» To do
Retype each record exactly.

Data entries:
....

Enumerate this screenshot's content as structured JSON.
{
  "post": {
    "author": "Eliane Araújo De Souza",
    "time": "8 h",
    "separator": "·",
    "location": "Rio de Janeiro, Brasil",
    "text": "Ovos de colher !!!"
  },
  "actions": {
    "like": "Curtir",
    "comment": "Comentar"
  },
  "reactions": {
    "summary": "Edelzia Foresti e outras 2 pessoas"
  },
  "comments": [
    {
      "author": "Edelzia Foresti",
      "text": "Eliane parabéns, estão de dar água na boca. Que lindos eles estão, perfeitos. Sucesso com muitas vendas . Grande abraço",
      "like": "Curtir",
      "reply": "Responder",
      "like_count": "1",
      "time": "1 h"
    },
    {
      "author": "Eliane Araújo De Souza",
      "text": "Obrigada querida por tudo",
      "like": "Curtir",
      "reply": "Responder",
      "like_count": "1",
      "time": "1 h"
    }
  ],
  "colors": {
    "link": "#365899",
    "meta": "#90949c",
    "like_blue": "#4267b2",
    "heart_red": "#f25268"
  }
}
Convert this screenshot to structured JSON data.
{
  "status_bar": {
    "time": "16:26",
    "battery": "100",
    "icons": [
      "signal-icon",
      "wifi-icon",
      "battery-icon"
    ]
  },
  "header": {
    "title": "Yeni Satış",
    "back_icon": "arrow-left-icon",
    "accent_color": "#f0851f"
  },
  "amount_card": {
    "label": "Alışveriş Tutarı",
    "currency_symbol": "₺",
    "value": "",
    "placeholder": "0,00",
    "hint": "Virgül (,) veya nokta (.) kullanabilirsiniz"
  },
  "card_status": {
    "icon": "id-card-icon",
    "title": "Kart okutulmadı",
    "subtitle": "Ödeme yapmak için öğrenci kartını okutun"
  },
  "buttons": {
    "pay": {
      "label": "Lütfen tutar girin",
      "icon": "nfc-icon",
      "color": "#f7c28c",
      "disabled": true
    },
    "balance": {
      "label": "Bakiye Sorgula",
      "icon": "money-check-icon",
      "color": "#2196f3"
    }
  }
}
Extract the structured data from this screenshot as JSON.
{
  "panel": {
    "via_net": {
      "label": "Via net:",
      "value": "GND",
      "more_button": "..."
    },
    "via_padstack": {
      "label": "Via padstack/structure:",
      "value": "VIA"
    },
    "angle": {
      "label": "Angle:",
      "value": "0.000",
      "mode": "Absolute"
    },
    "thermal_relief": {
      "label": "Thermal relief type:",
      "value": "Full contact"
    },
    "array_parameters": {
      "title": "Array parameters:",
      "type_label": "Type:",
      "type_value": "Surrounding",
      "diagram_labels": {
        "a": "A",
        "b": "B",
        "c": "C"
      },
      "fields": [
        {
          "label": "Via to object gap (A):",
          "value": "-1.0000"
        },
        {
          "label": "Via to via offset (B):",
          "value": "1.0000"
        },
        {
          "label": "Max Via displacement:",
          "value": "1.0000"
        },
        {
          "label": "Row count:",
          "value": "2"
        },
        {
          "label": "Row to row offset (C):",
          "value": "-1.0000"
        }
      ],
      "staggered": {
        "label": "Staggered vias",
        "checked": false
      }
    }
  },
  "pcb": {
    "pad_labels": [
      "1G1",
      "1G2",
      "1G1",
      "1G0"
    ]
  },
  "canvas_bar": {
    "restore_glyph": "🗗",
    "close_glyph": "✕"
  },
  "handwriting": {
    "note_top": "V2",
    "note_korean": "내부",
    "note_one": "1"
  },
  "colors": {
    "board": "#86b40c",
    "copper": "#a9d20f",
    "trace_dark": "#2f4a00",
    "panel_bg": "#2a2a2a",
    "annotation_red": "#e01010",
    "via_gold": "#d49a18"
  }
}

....

» Reply
Enumerate this screenshot's content as structured JSON.
{
  "post": {
    "author": "Eliane Araújo De Souza",
    "time": "8 h",
    "separator": "·",
    "location": "Rio de Janeiro, Brasil",
    "text": "Ovos de colher !!!"
  },
  "actions": {
    "like": "Curtir",
    "comment": "Comentar"
  },
  "reactions": {
    "summary": "Edelzia Foresti e outras 2 pessoas"
  },
  "comments": [
    {
      "author": "Edelzia Foresti",
      "text": "Eliane parabéns, estão de dar água na boca. Que lindos eles estão, perfeitos. Sucesso com muitas vendas . Grande abraço",
      "like": "Curtir",
      "reply": "Responder",
      "like_count": "1",
      "time": "1 h"
    },
    {
      "author": "Eliane Araújo De Souza",
      "text": "Obrigada querida por tudo",
      "like": "Curtir",
      "reply": "Responder",
      "like_count": "1",
      "time": "1 h"
    }
  ],
  "colors": {
    "link": "#365899",
    "meta": "#90949c",
    "like_blue": "#4267b2",
    "heart_red": "#f25268"
  }
}
Convert this screenshot to structured JSON data.
{
  "status_bar": {
    "time": "16:26",
    "battery": "100",
    "icons": [
      "signal-icon",
      "wifi-icon",
      "battery-icon"
    ]
  },
  "header": {
    "title": "Yeni Satış",
    "back_icon": "arrow-left-icon",
    "accent_color": "#f0851f"
  },
  "amount_card": {
    "label": "Alışveriş Tutarı",
    "currency_symbol": "₺",
    "value": "",
    "placeholder": "0,00",
    "hint": "Virgül (,) veya nokta (.) kullanabilirsiniz"
  },
  "card_status": {
    "icon": "id-card-icon",
    "title": "Kart okutulmadı",
    "subtitle": "Ödeme yapmak için öğrenci kartını okutun"
  },
  "buttons": {
    "pay": {
      "label": "Lütfen tutar girin",
      "icon": "nfc-icon",
      "color": "#f7c28c",
      "disabled": true
    },
    "balance": {
      "label": "Bakiye Sorgula",
      "icon": "money-check-icon",
      "color": "#2196f3"
    }
  }
}
Extract the structured data from this screenshot as JSON.
{
  "panel": {
    "via_net": {
      "label": "Via net:",
      "value": "GND",
      "more_button": "..."
    },
    "via_padstack": {
      "label": "Via padstack/structure:",
      "value": "VIA"
    },
    "angle": {
      "label": "Angle:",
      "value": "0.000",
      "mode": "Absolute"
    },
    "thermal_relief": {
      "label": "Thermal relief type:",
      "value": "Full contact"
    },
    "array_parameters": {
      "title": "Array parameters:",
      "type_label": "Type:",
      "type_value": "Surrounding",
      "diagram_labels": {
        "a": "A",
        "b": "B",
        "c": "C"
      },
      "fields": [
        {
          "label": "Via to object gap (A):",
          "value": "-1.0000"
        },
        {
          "label": "Via to via offset (B):",
          "value": "1.0000"
        },
        {
          "label": "Max Via displacement:",
          "value": "1.0000"
        },
        {
          "label": "Row count:",
          "value": "2"
        },
        {
          "label": "Row to row offset (C):",
          "value": "-1.0000"
        }
      ],
      "staggered": {
        "label": "Staggered vias",
        "checked": false
      }
    }
  },
  "pcb": {
    "pad_labels": [
      "1G1",
      "1G2",
      "1G1",
      "1G0"
    ]
  },
  "canvas_bar": {
    "restore_glyph": "🗗",
    "close_glyph": "✕"
  },
  "handwriting": {
    "note_top": "V2",
    "note_korean": "내부",
    "note_one": "1"
  },
  "colors": {
    "board": "#86b40c",
    "copper": "#a9d20f",
    "trace_dark": "#2f4a00",
    "panel_bg": "#2a2a2a",
    "annotation_red": "#e01010",
    "via_gold": "#d49a18"
  }
}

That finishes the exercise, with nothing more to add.